A while back, I wrote about becoming a positive listener and the importance of being able to hear the positive things that are being said to us in a singing lesson.
Sometimes the need of training positive listening stretches outside of the singing lesson. We might not only be unable to hear the positive things that are being said to us in a lesson, but we might also be deaf or “immune” towards other positive comments or feedback about our singing in general, or about the shows and concerts we give.
I was reminded of this today, when I worked with a fabulous singer. She has her own show and is touring with it internationally, something many singers are dreaming of doing. Not only does she have a singing career that leaves many singers jealous, she can “sing the stars off the sky” – as the Dutch saying goes (“de sterren van de hemel zingen”). In other words, she can sing challenging repertoire including “Defying Gravity” from Wicked, like many singers would only dream of singing.
I’ve been working with this singer for a while and I can recognize when her “Inner Censor” is kicking in during the singing lessons, analyzing and making opinions about her own singing as the song proceeds. She’s like many other singers I know, making comments while we are singing (either verbally: “that sounded awful”… “that was supposed to sound different”…. or non-verbally, by rolling eyes or with various cringing facial expressions).
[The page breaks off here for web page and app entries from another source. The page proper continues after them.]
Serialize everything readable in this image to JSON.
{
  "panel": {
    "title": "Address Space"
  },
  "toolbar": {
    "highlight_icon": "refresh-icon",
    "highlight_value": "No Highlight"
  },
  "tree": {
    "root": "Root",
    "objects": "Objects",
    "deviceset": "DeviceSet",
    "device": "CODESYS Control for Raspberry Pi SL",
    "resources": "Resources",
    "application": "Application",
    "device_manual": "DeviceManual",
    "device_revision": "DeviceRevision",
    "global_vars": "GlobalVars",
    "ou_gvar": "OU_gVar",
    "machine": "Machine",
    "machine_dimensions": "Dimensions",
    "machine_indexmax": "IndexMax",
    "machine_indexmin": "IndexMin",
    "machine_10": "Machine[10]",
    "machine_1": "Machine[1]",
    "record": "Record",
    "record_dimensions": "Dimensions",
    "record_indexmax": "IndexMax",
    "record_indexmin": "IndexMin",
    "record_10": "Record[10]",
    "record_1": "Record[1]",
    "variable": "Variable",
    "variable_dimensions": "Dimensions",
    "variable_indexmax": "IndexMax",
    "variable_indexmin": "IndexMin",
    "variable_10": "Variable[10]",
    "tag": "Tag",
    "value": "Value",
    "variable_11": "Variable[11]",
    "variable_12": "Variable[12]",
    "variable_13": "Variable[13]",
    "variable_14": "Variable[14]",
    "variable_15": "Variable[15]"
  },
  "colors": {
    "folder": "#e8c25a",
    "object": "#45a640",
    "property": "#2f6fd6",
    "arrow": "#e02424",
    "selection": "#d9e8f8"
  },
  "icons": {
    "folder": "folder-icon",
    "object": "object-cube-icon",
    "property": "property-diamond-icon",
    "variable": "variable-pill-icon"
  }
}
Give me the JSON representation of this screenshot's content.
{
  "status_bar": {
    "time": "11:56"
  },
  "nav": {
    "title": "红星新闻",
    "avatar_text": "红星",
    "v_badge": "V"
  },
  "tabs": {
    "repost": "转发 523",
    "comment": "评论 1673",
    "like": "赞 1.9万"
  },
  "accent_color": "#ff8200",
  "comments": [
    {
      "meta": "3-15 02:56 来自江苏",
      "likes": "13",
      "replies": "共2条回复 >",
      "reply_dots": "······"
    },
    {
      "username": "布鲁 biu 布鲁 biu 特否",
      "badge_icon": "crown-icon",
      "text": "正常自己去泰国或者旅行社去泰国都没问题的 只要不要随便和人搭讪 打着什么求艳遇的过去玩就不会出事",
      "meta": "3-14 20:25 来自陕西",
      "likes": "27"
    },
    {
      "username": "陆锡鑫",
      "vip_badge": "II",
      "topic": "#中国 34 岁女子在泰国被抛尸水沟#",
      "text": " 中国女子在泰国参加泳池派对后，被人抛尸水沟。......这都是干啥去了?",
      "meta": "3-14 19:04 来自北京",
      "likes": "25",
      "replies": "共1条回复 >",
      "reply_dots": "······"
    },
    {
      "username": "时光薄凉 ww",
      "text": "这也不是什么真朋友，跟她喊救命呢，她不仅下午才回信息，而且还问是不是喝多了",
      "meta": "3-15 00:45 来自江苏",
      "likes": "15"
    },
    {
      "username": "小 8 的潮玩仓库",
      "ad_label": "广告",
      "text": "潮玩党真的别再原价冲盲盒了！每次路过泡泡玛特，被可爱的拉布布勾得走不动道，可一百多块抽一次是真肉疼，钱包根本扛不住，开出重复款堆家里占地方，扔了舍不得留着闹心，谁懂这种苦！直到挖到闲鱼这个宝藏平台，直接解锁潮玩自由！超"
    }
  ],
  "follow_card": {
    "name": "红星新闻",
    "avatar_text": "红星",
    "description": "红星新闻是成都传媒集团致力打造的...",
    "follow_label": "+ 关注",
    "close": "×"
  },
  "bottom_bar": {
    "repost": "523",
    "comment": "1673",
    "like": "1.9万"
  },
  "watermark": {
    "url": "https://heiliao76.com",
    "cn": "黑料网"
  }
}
What breaks my heart is not only that she doesn’t believe my positive comments about her singing, but also that she is like so many other singers out there who keep telling themselves they absolutely suck at everything, despite all the positive comments they receive from their audiences, teachers or peers. It’s as if there’s this whole bunch of singers who act like Dobby the House Elf from Harry Potter, who keeps punishing himself. Instead of taking in the positive comments, we like to do this to ourselves:
DON’T BE A DOBBY, PLEASE…
I’d like to share another tip for becoming a positive listener with you, because we talked about it today with the singer I worked with. It’s a simple and powerful strategy: you document and keep track of all the positive feedback and comments you receive (about your singing, or sometimes even about other things). Keep doing this at least for one month.
This is especially good for people whose ‘Inner Critic Voice’ has become way too loud. And in case you wonder if your ‘Inner Critic Voice’ has become too loud, you’ll recognize this if:
- people tell you they loved your show
- if you keep being booked to do the job again and again
- if your vocal coach tells you what you’re doing is great
- people in your audience are touched or moved to tears
- or similar things
…but you still can come up with 1000 reasons why you are not satisfied with ANYTHING AT ALL about your singing.
THE ROSE BOOK
Christina Kürstein-Lecocq, who was one of my teachers at Complete Vocal Institute, once called a collection of positive comments “The Rose Book”, and because I really like that name I keep calling it the same. “The Rose Book” could be a notebook or journal (or iPhone/iPad app) in which you write down ALL the positive comments and feedback you receive. Think about those positive comments, and now imagine someone giving you a bunch of roses after a performance you’ve had (see why I love the name?).
…and now, I challenge you to keep a Rose Book for the coming month!
Here’s how it goes:
Write down every compliment you receive during the coming month. It might be a compliment about your singing. Or it might be a compliment about other things. Read your Rose Book and your compliments daily, or at least once a week.
Don’t be a Dobby, get started today!
This is one of my favorite TED talks. Elizabeth Gilbert (author of Eat, Pray, Love) talks about creativity and creative genius. She reminds us of the many impossible things we expect from artists.
The ancient Greeks and Romans did not believe creativity came from human beings. Creativity was considered something spiritual, and creative ideas came to human beings through divine attendant spirits. But the times changed. And so did people’s views on creativity. Instead of believing in all of us “having” a genius, we adopted the idea of a (rare) person “being” a creative genius.
And I got to tell you, I think that was a huge error. You know, I think that allowing somebody, one mere person to believe that he or she is like, the vessel, you know, like the font and the essence and the source of all divine, creative, unknowable, eternal mystery is just a smidge too much responsibility to put on one fragile, human psyche. It’s like asking somebody to swallow the sun. It just completely warps and distorts egos, and it creates all these unmanageable expectations about performance. And I think the pressure of that has been killing off our artists for the last 500 years.
– Elizabeth Gilbert in her TED talk on creativity
Gilbert’s talk is funny and inspiring, and it reminds us about the importance of showing up at the page and doing our creative work no matter what. Because then at least you did your part of the job.